Although we don't communicate as regularly as we once did, I will always consider "Hack" one of my all-time best friends. I was even a part of his wedding a little more than 40 years ago.
Hack, who is a few years older than I am, retired from the newspaper industry not too long ago. He was one of my early bosses and he and his wife, Sue, have always been two of my favorite people. He spent the latter portion of his career as one of the leading sports columnists in Ohio.
I was shocked when I recently found out that Hack was battling through some serious, kidney-related health issues. He had kept these problems to himself.
Hack had not written a column since his retirement. But he decided to put one final effort together that I'll admit brought tears to my eyes.

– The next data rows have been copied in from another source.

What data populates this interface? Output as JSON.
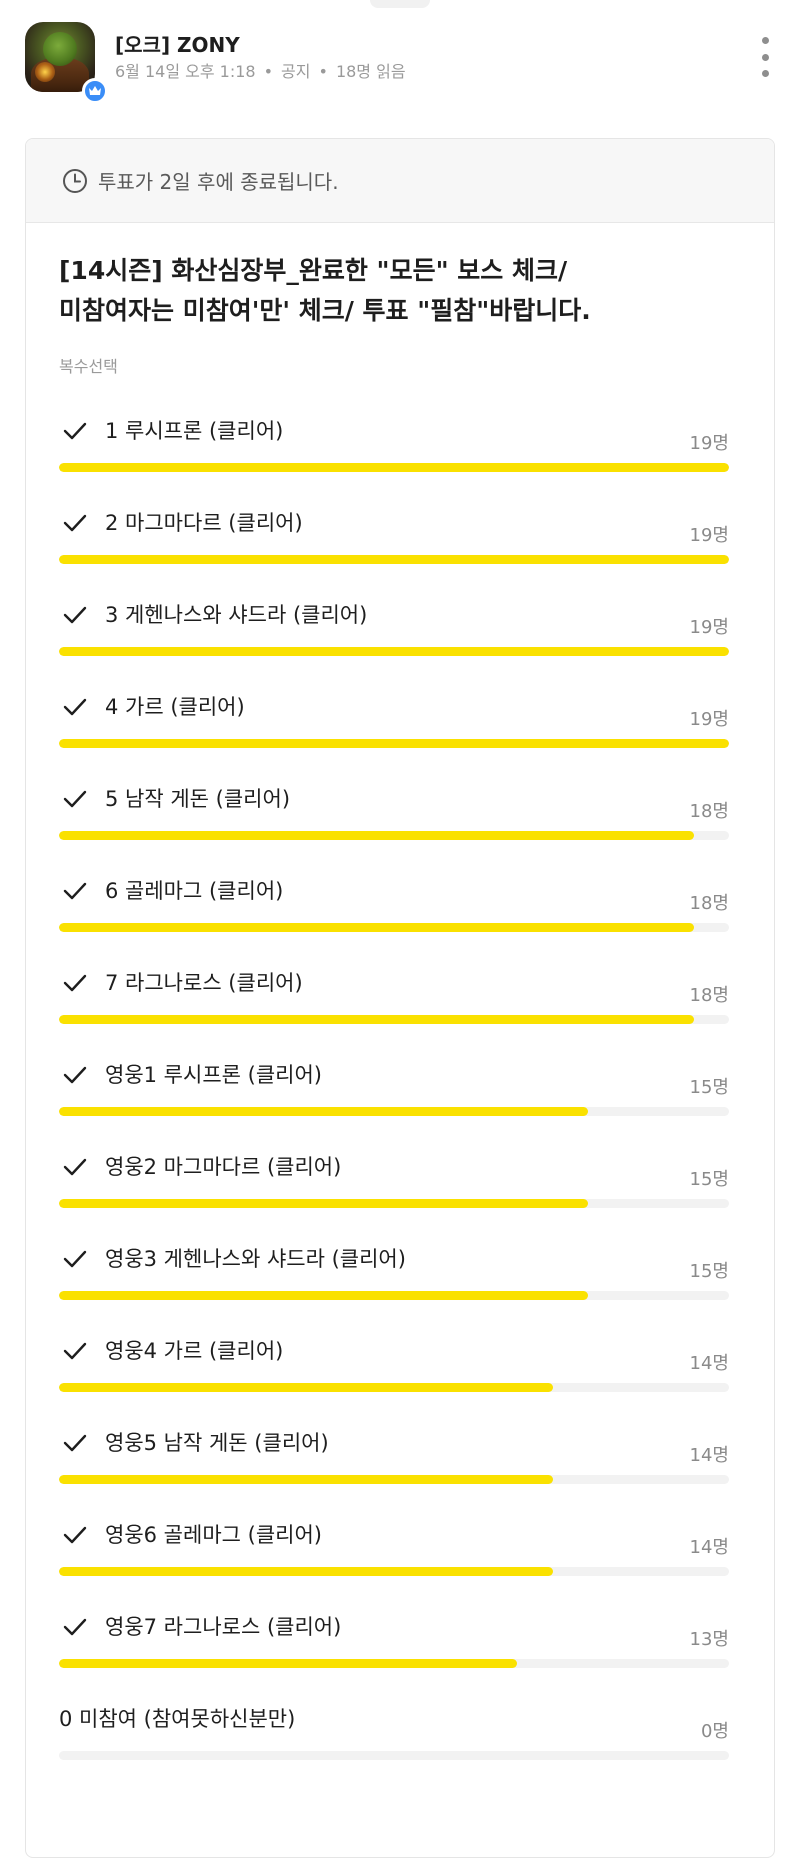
{
  "post": {
    "author": "[오크] ZONY",
    "date": "6월 14일 오후 1:18",
    "category": "공지",
    "reads": "18명 읽음",
    "badge_icon": "crown-icon",
    "more_icon": "more-vertical-icon"
  },
  "poll": {
    "notice": "투표가 2일 후에 종료됩니다.",
    "title_line1": "[14시즌] 화산심장부_완료한 \"모든\" 보스 체크/",
    "title_line2": "미참여자는 미참여'만' 체크/ 투표 \"필참\"바랍니다.",
    "mode": "복수선택",
    "total_voters": 19,
    "accent_color": "#fae100",
    "options": [
      {
        "label": "1 루시프론 (클리어)",
        "count": "19명",
        "votes": 19,
        "checked": true
      },
      {
        "label": "2 마그마다르 (클리어)",
        "count": "19명",
        "votes": 19,
        "checked": true
      },
      {
        "label": "3 게헨나스와 샤드라 (클리어)",
        "count": "19명",
        "votes": 19,
        "checked": true
      },
      {
        "label": "4 가르 (클리어)",
        "count": "19명",
        "votes": 19,
        "checked": true
      },
      {
        "label": "5 남작 게돈 (클리어)",
        "count": "18명",
        "votes": 18,
        "checked": true
      },
      {
        "label": "6 골레마그 (클리어)",
        "count": "18명",
        "votes": 18,
        "checked": true
      },
      {
        "label": "7 라그나로스 (클리어)",
        "count": "18명",
        "votes": 18,
        "checked": true
      },
      {
        "label": "영웅1 루시프론 (클리어)",
        "count": "15명",
        "votes": 15,
        "checked": true
      },
      {
        "label": "영웅2 마그마다르 (클리어)",
        "count": "15명",
        "votes": 15,
        "checked": true
      },
      {
        "label": "영웅3 게헨나스와 샤드라 (클리어)",
        "count": "15명",
        "votes": 15,
        "checked": true
      },
      {
        "label": "영웅4 가르 (클리어)",
        "count": "14명",
        "votes": 14,
        "checked": true
      },
      {
        "label": "영웅5 남작 게돈 (클리어)",
        "count": "14명",
        "votes": 14,
        "checked": true
      },
      {
        "label": "영웅6 골레마그 (클리어)",
        "count": "14명",
        "votes": 14,
        "checked": true
      },
      {
        "label": "영웅7 라그나로스 (클리어)",
        "count": "13명",
        "votes": 13,
        "checked": true
      },
      {
        "label": "0 미참여 (참여못하신분만)",
        "count": "0명",
        "votes": 0,
        "checked": false
      }
    ]
  }
}
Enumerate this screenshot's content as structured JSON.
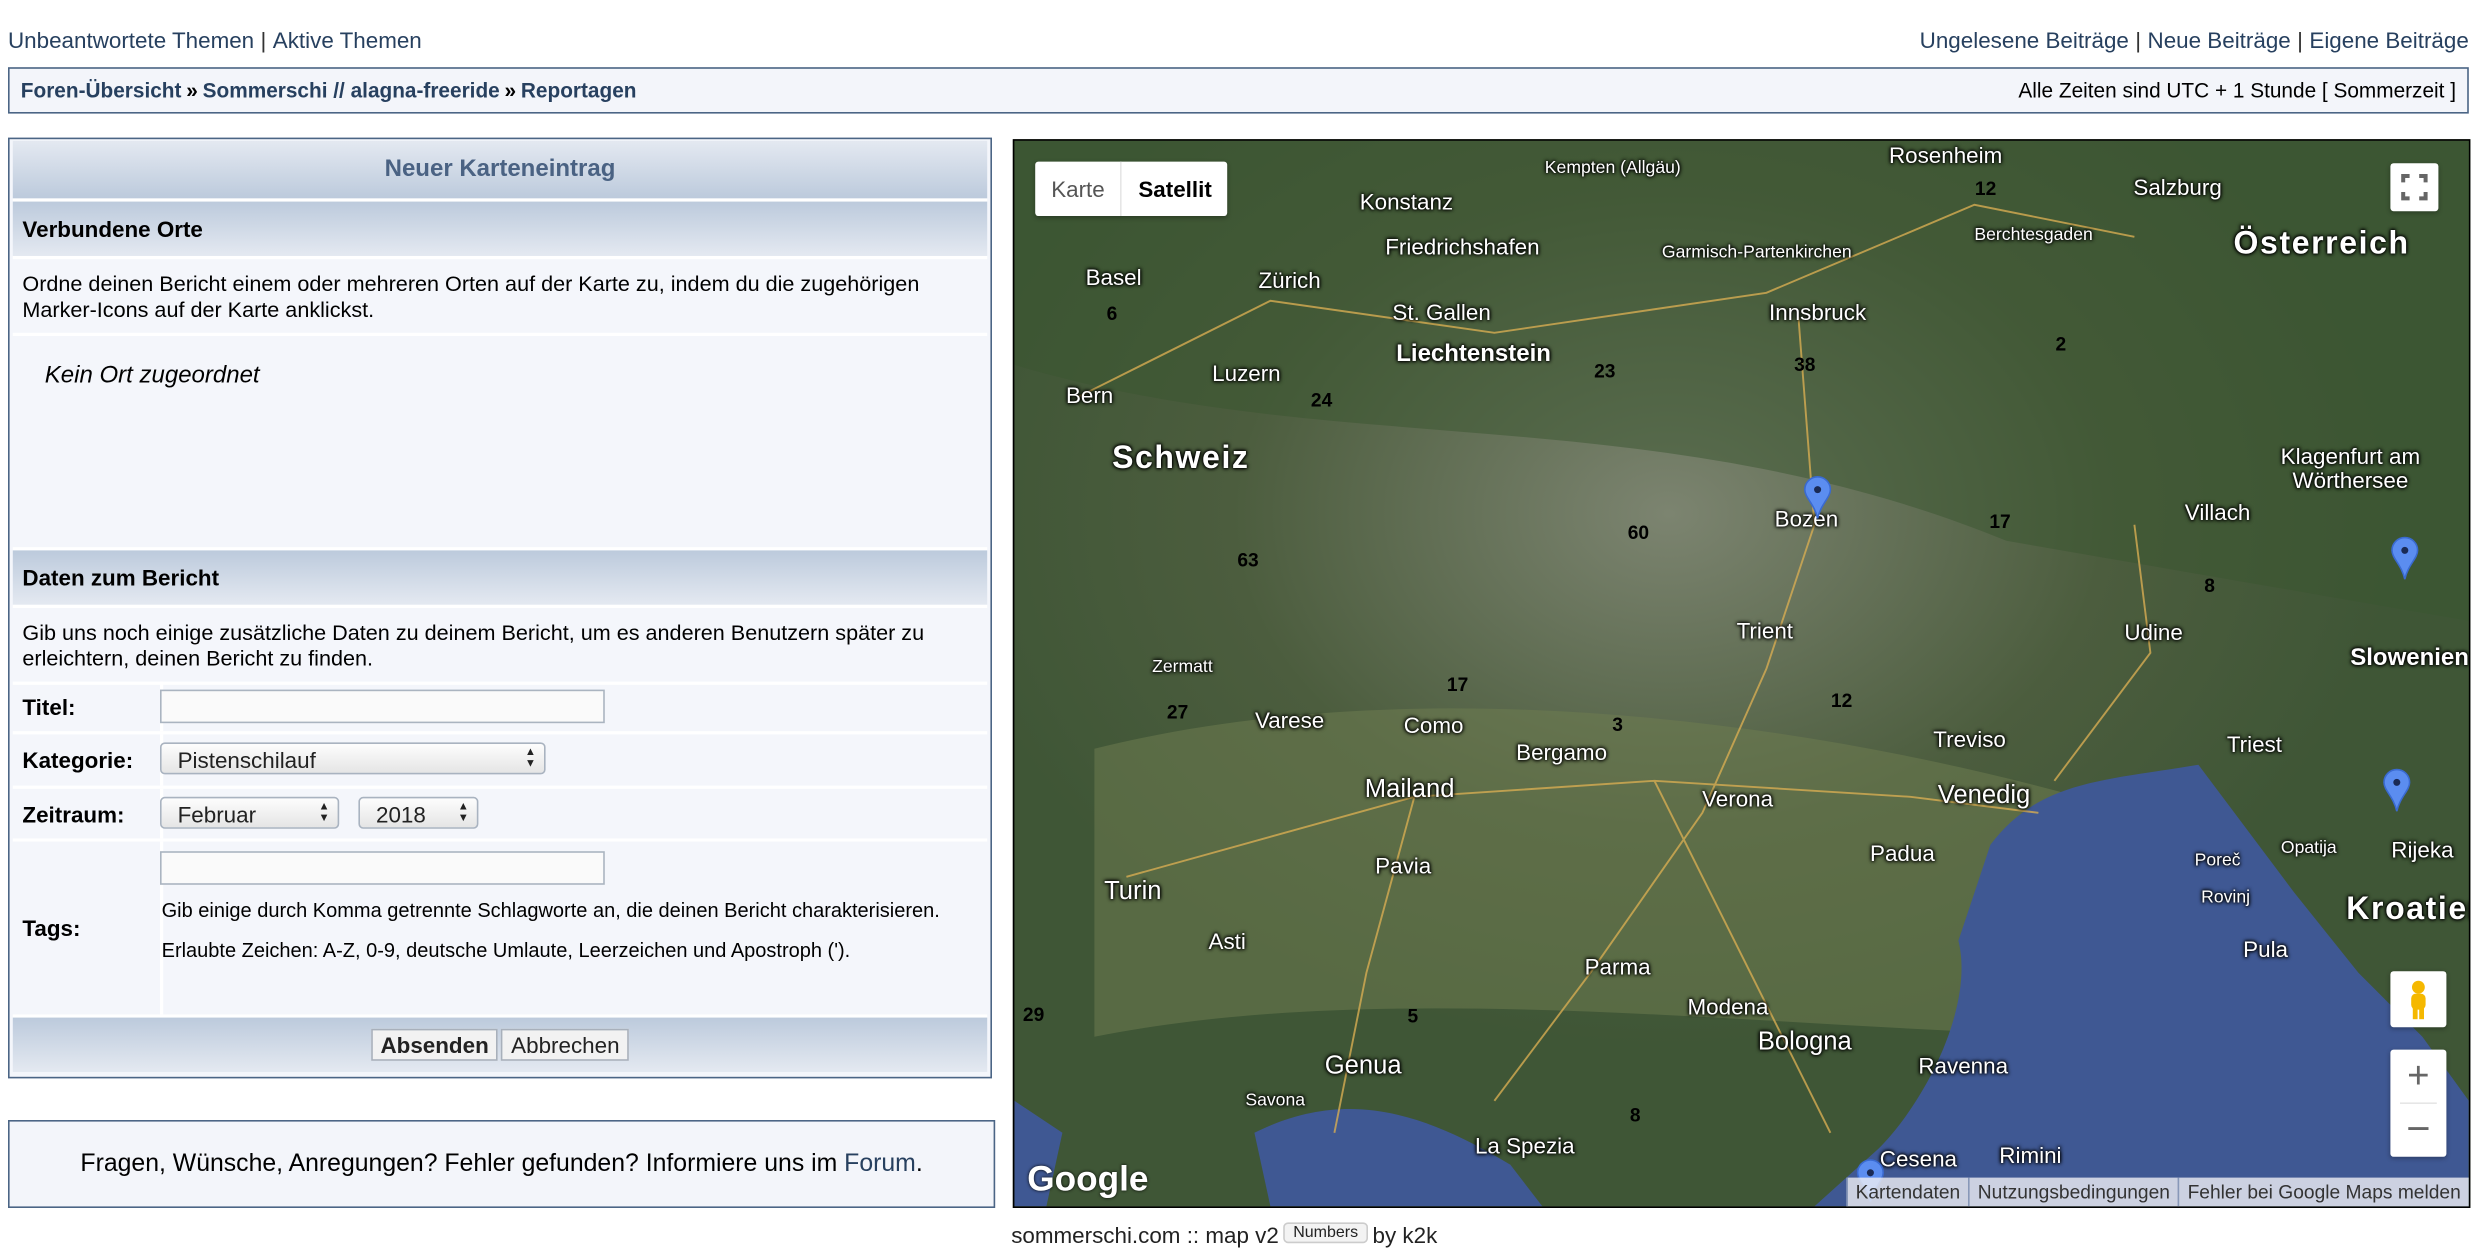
{
  "top_left_links": [
    "Unbeantwortete Themen",
    "Aktive Themen"
  ],
  "top_right_links": [
    "Ungelesene Beiträge",
    "Neue Beiträge",
    "Eigene Beiträge"
  ],
  "breadcrumb": {
    "items": [
      "Foren-Übersicht",
      "Sommerschi // alagna-freeride",
      "Reportagen"
    ],
    "separator": "»",
    "timezone": "Alle Zeiten sind UTC + 1 Stunde [ Sommerzeit ]"
  },
  "form": {
    "title": "Neuer Karteneintrag",
    "section1": {
      "title": "Verbundene Orte",
      "description": "Ordne deinen Bericht einem oder mehreren Orten auf der Karte zu, indem du die zugehörigen Marker-Icons auf der Karte anklickst.",
      "empty": "Kein Ort zugeordnet"
    },
    "section2": {
      "title": "Daten zum Bericht",
      "description": "Gib uns noch einige zusätzliche Daten zu deinem Bericht, um es anderen Benutzern später zu erleichtern, deinen Bericht zu finden."
    },
    "fields": {
      "title_label": "Titel:",
      "title_value": "",
      "category_label": "Kategorie:",
      "category_value": "Pistenschilauf",
      "period_label": "Zeitraum:",
      "month_value": "Februar",
      "year_value": "2018",
      "tags_label": "Tags:",
      "tags_value": "",
      "tags_help": "Gib einige durch Komma getrennte Schlagworte an, die deinen Bericht charakterisieren. Erlaubte Zeichen: A-Z, 0-9, deutsche Umlaute, Leerzeichen und Apostroph (')."
    },
    "submit": "Absenden",
    "cancel": "Abbrechen"
  },
  "feedback": {
    "text": "Fragen, Wünsche, Anregungen? Fehler gefunden? Informiere uns im ",
    "link": "Forum",
    "end": "."
  },
  "map": {
    "type_buttons": [
      "Karte",
      "Satellit"
    ],
    "active_type": "Satellit",
    "places": [
      "Kempten (Allgäu)",
      "Rosenheim",
      "Salzburg",
      "Österreich",
      "Konstanz",
      "Friedrichshafen",
      "Garmisch-Partenkirchen",
      "Berchtesgaden",
      "Basel",
      "Zürich",
      "St. Gallen",
      "Innsbruck",
      "Liechtenstein",
      "Luzern",
      "Bern",
      "Schweiz",
      "Klagenfurt am Wörthersee",
      "Bozen",
      "Villach",
      "Udine",
      "Trient",
      "Slowenien",
      "Zermatt",
      "Varese",
      "Como",
      "Bergamo",
      "Treviso",
      "Triest",
      "Verona",
      "Venedig",
      "Mailand",
      "Padua",
      "Poreč",
      "Opatija",
      "Rijeka",
      "Rovinj",
      "Pavia",
      "Turin",
      "Kroatien",
      "Asti",
      "Pula",
      "Parma",
      "Modena",
      "Bologna",
      "Genua",
      "Ravenna",
      "Savona",
      "La Spezia",
      "Cesena",
      "Rimini"
    ],
    "clusters": [
      "12",
      "6",
      "2",
      "23",
      "38",
      "24",
      "60",
      "17",
      "63",
      "8",
      "27",
      "17",
      "12",
      "3",
      "29",
      "5",
      "8"
    ],
    "logo": "Google",
    "attribution": [
      "Kartendaten",
      "Nutzungsbedingungen",
      "Fehler bei Google Maps melden"
    ],
    "marker_color": "#5b8df0"
  },
  "credit": {
    "text1": "sommerschi.com :: map v2",
    "tooltip": "Numbers",
    "text2": "by k2k"
  }
}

He didn't write it for print, he wrote it for friends and those close to him.
Those tears I shed were tears of joy, and you'll understand why.
Hack told of being given a present a few months ago by one of his adult daughters, Amy. It was a small box that when he opened it contained a single bean.
"It's a bean," he said to Amy, not sure of its importance.
Not just any bean, she reminded him.
"It's a kidney bean" Amy said. "I'm giving you one of my kidneys."
Obviously, I was not present for this conversation, but I'm betting you could have heard a pin drop in that room as Hack was processing what was unfolding.
"I started crying and I've been doing a lot of that ever since," Hack wrote.
I found out Hack had reached what they call End Stage Renal Disease, and his kidney function was low.
Hack tried to talk Amy out of such an extreme measure. He did not want to jeopardize her future in any way. She is the mother of two young boys, and he emphasized she needed to remain healthy for their futures.
Needless to say, Amy loves her dad and her mind could not be swayed. The operation went perfectly and both dad and daughter are doing well.
"As her dad, there are a lot of pieces of me in Amy," Hack wrote. "Now there is a piece of her in me."
Hack spent decades writing about sports, and over the last 20 or so years I have been able to keep up with his work, thanks to the internet. But nothing my good friend ever wrote touched me like what he shared about himself and his daughter.
I have a lot of memories of Hack, like when on the spur of the moment we decided to drive four hours to an MLB playoff game in Pittsburgh (Hack was a Pirates fan) -- and make it back in time for work the next morning. Ah, those were the days.
Hack always had stories to tell, and most of them would always make me laugh. There were no laughs, though, when I read his latest effort.
But there were smiles, plenty of smiles. And a few tears -- of joy.